-- The task --
Copy each line containing the word "Preset" from the records that follow, please.
• • • • • • •
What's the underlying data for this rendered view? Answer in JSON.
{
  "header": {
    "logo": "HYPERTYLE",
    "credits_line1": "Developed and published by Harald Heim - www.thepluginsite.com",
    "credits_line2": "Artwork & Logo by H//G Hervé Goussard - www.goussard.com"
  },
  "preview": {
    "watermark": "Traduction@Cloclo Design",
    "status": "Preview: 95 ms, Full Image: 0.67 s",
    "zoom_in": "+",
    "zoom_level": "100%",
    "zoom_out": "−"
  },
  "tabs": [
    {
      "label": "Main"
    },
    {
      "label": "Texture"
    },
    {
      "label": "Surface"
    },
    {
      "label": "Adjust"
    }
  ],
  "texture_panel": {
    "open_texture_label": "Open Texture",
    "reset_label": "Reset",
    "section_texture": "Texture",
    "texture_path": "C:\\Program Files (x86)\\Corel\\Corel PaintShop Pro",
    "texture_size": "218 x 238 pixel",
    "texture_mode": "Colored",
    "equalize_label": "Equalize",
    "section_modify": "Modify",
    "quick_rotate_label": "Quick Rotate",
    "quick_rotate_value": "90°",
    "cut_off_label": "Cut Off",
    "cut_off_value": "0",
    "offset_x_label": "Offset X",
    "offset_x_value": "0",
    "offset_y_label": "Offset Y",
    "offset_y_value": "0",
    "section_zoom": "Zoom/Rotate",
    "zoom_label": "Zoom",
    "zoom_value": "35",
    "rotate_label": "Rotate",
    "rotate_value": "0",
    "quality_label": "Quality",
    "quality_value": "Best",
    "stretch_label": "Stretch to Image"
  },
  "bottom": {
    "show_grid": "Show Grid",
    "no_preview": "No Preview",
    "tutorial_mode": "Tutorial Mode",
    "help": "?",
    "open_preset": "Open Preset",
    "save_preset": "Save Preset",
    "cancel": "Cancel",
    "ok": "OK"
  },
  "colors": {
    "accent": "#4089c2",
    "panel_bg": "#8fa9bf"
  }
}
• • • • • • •
-- Answer to this problem --
    "open_preset": "Open Preset",
    "save_preset": "Save Preset",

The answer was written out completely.